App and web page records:
-*-*-

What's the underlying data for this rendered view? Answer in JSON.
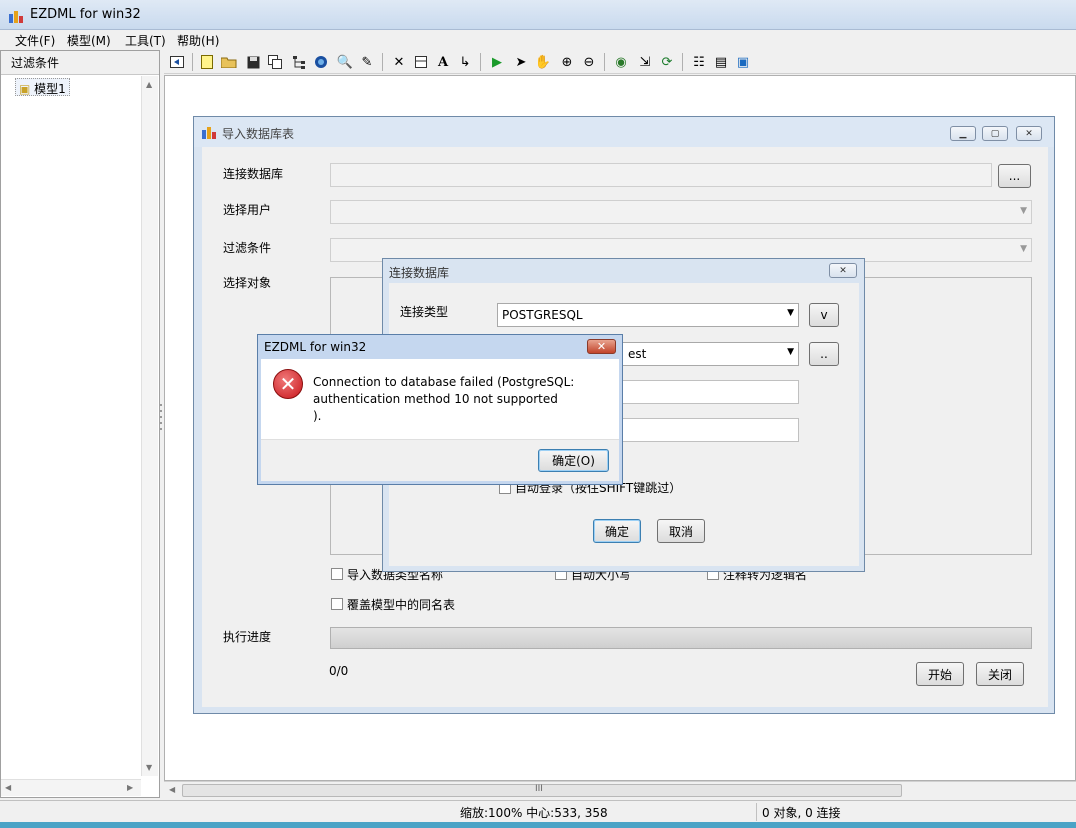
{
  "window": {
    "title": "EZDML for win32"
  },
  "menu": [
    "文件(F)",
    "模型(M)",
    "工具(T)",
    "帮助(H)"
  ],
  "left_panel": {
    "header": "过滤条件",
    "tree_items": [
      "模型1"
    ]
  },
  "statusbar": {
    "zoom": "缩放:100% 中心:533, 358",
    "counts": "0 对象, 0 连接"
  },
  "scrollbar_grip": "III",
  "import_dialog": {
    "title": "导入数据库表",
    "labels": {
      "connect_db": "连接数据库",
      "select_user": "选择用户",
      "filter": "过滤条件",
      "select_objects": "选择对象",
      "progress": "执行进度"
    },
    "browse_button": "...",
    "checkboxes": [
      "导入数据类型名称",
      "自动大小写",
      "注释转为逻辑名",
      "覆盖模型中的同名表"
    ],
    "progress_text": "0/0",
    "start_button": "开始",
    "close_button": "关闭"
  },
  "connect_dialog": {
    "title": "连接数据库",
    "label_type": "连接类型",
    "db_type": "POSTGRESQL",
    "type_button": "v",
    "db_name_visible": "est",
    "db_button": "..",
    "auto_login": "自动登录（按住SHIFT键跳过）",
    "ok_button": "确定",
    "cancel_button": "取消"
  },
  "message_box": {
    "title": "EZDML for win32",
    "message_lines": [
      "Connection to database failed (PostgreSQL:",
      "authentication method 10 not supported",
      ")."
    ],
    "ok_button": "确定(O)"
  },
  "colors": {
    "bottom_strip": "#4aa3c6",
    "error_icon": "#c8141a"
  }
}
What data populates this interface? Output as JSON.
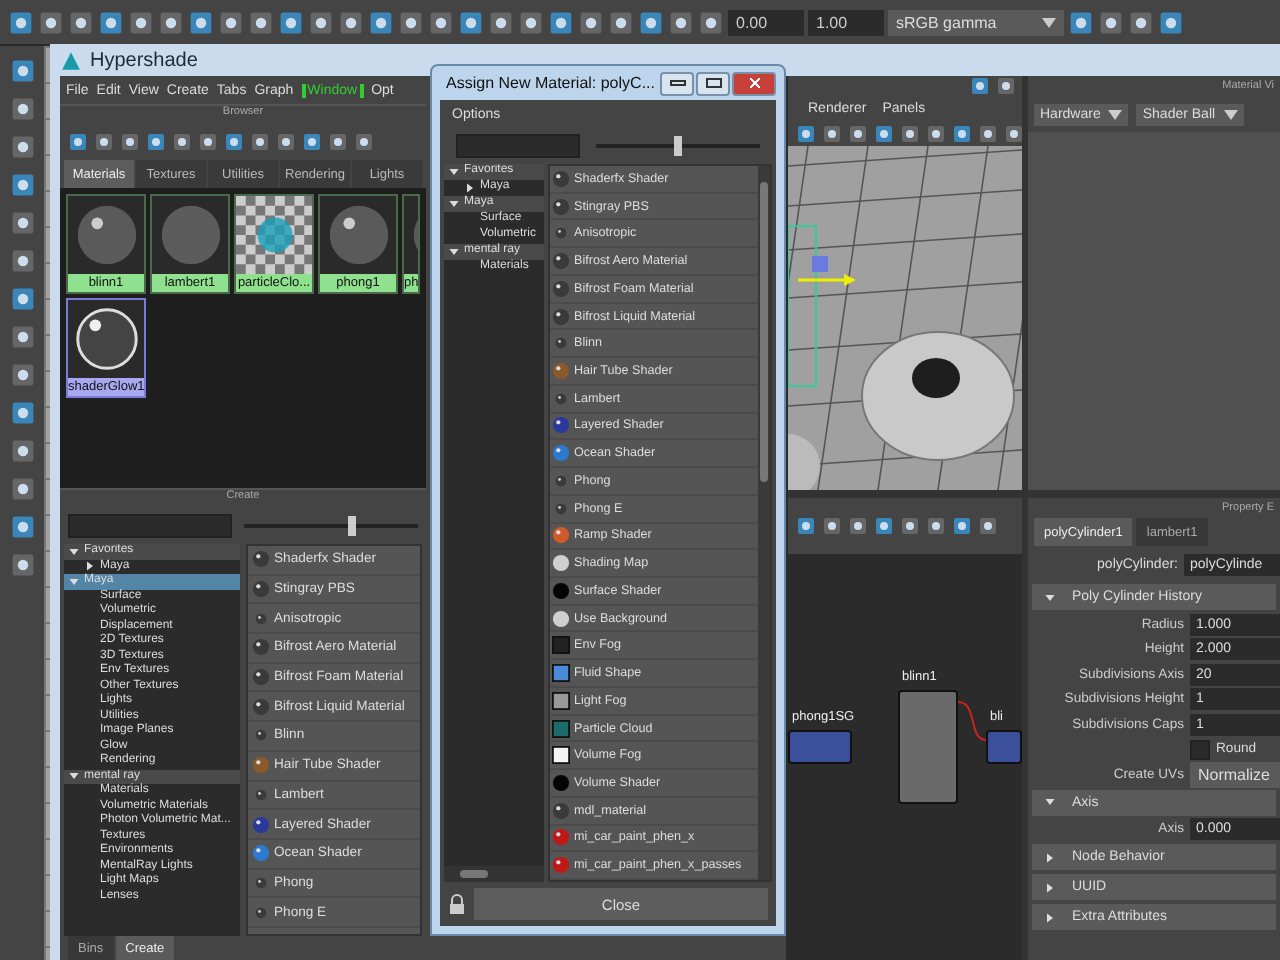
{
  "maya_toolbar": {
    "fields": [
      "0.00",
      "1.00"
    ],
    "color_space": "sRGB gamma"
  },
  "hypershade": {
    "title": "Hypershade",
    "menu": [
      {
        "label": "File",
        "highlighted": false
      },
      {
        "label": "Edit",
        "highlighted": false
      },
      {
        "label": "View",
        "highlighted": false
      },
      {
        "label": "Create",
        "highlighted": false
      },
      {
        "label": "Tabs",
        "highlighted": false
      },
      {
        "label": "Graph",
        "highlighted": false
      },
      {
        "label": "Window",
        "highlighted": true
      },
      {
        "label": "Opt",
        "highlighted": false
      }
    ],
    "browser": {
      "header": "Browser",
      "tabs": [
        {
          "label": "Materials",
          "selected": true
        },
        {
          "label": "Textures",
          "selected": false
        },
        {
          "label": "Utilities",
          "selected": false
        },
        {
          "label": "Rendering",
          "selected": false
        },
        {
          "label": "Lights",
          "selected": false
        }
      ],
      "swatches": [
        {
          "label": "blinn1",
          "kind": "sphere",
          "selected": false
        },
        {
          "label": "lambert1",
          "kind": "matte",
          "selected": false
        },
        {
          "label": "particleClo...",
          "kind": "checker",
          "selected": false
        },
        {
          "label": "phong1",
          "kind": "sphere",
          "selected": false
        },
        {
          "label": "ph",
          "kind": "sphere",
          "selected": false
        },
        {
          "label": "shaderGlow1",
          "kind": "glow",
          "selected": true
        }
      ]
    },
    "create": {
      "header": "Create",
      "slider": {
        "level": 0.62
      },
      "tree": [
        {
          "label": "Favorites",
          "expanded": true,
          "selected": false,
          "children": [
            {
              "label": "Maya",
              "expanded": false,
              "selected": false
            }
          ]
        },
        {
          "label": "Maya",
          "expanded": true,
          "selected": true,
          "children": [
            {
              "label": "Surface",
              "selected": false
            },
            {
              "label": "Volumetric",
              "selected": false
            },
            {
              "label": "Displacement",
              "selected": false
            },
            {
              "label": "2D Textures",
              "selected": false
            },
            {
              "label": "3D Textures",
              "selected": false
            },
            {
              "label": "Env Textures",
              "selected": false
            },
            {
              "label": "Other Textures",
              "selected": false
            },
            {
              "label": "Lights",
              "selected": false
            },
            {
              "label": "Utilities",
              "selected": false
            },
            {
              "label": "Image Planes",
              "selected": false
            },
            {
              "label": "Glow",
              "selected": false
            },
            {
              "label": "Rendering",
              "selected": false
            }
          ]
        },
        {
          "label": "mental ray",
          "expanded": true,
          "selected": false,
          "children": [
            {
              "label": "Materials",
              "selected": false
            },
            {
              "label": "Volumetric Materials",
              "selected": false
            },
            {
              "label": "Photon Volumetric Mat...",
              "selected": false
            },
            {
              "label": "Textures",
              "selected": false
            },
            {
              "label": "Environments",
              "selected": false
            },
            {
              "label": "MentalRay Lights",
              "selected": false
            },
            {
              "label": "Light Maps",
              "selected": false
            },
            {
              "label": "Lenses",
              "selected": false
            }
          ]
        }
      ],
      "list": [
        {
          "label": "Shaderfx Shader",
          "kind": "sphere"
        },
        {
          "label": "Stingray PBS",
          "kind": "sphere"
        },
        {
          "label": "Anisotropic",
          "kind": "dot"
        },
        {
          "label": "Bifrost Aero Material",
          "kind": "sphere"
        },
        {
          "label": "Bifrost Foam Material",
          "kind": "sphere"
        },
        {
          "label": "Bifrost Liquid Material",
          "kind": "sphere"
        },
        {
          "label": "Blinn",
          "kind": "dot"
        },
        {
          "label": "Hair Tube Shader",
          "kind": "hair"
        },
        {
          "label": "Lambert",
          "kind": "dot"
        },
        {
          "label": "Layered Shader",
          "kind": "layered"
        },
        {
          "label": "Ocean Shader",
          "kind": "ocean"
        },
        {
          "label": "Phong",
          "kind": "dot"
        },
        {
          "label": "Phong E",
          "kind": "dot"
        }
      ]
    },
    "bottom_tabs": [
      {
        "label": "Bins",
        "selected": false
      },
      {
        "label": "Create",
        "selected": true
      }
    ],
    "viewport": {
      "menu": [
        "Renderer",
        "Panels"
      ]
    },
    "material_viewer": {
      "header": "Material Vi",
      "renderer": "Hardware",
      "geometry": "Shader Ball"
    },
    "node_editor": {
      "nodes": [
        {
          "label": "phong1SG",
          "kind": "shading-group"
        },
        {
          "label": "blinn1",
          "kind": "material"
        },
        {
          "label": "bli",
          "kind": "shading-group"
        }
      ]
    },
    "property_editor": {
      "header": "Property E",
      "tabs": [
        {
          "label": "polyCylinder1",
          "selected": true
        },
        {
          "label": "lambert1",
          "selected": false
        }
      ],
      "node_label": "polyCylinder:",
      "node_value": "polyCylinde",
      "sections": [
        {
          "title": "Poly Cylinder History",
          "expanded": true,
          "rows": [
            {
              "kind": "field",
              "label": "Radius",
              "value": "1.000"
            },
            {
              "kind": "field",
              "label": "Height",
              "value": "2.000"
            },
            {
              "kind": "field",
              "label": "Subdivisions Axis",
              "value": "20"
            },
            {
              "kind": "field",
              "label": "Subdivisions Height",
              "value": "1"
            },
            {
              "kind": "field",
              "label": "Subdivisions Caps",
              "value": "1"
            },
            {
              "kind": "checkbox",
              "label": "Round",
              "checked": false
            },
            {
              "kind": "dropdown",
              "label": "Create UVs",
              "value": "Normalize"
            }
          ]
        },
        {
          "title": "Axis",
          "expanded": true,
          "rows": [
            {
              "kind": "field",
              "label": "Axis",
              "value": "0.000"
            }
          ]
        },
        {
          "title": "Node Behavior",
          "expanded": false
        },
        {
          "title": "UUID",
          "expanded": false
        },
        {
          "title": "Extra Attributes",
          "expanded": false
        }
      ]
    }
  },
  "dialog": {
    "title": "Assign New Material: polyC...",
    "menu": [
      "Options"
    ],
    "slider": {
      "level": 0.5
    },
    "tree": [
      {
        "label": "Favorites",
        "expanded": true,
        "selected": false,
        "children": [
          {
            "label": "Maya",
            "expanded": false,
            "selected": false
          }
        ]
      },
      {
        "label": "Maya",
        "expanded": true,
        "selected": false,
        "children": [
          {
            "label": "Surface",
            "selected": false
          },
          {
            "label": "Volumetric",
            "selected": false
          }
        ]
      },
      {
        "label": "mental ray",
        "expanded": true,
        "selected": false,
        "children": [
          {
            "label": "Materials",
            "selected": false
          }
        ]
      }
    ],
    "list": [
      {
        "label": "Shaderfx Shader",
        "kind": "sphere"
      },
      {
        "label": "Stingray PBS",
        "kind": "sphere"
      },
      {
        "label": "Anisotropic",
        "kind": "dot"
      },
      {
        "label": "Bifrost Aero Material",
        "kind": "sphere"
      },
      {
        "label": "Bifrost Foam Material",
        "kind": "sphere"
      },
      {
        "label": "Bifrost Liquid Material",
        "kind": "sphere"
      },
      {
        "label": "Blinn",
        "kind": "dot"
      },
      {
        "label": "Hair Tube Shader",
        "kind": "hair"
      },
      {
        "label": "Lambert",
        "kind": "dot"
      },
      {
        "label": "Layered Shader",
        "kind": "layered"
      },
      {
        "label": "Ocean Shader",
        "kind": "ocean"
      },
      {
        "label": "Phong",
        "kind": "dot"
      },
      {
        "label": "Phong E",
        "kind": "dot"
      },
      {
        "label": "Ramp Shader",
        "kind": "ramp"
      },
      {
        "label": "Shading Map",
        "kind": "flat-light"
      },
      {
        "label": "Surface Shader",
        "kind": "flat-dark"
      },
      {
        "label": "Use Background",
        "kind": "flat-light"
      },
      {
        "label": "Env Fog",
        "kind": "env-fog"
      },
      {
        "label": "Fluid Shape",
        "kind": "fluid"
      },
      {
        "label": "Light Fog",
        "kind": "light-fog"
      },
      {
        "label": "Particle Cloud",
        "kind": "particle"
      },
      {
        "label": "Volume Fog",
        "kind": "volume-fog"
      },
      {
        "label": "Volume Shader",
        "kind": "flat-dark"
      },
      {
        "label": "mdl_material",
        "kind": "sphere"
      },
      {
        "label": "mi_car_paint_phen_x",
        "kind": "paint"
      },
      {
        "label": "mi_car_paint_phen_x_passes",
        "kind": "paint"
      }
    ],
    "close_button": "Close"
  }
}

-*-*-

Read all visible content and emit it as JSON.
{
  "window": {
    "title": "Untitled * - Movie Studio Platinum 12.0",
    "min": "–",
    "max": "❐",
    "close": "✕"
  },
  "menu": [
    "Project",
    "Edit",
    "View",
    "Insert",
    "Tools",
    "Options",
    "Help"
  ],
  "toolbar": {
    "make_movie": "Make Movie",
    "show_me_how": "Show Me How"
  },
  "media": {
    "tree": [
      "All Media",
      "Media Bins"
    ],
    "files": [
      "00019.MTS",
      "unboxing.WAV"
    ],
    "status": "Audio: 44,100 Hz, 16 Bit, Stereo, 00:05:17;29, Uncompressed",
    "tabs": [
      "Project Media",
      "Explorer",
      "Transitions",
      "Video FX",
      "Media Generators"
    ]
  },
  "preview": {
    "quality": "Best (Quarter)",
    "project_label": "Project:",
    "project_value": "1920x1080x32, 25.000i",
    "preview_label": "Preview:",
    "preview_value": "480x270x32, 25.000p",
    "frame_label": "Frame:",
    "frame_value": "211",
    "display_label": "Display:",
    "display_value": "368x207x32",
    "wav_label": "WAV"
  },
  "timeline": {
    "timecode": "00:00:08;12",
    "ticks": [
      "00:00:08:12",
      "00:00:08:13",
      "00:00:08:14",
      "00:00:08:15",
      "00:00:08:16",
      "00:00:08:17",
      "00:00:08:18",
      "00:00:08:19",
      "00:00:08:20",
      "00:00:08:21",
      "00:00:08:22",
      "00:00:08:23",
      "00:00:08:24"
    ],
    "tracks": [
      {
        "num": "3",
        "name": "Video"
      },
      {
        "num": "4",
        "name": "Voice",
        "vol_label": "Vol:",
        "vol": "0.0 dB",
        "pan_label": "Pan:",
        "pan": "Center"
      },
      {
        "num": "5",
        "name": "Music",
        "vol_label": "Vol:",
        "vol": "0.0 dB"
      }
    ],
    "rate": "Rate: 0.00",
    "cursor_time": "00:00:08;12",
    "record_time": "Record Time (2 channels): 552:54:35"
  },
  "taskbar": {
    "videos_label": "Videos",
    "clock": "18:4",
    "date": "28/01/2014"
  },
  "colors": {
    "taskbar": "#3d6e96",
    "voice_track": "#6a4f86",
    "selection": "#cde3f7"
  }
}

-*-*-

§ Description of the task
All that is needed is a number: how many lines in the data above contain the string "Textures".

§ Solution to this exercise
6